[Web page and app entries]
=====
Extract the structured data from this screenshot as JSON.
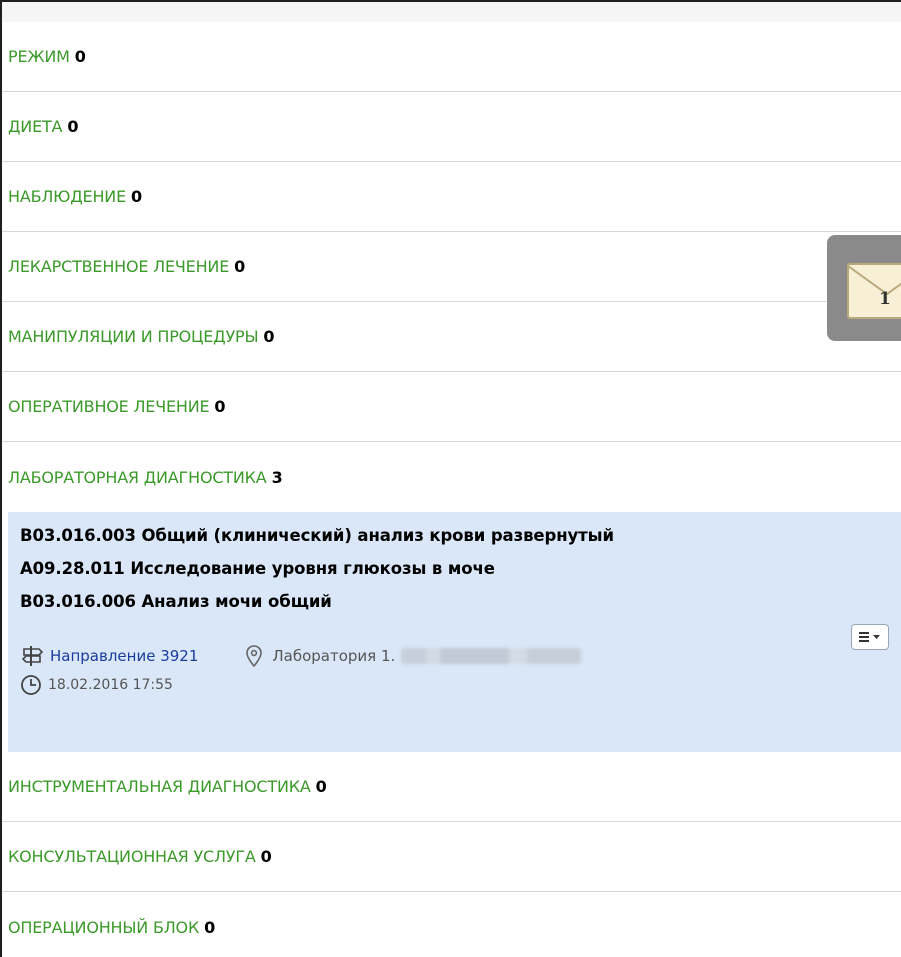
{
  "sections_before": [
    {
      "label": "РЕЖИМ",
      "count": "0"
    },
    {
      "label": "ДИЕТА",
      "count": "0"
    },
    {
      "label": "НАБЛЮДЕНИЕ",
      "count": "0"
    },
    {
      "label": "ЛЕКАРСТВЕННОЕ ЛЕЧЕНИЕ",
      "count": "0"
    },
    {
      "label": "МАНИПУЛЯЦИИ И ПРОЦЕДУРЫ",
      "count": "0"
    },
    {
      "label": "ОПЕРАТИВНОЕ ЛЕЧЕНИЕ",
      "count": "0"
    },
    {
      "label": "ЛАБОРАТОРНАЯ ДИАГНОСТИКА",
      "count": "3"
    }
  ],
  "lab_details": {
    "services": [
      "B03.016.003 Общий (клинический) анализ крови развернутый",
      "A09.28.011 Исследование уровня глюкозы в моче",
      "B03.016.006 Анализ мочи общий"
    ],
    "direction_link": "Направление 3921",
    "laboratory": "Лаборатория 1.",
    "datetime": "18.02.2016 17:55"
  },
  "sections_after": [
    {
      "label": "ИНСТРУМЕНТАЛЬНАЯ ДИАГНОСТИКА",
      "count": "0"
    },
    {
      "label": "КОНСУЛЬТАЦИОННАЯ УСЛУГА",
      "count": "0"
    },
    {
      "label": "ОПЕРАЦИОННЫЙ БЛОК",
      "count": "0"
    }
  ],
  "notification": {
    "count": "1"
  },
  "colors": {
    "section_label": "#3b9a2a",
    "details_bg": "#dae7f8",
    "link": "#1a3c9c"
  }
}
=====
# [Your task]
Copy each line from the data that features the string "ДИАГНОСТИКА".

# [Answer for this exercise]
      "label": "ЛАБОРАТОРНАЯ ДИАГНОСТИКА",
      "label": "ИНСТРУМЕНТАЛЬНАЯ ДИАГНОСТИКА",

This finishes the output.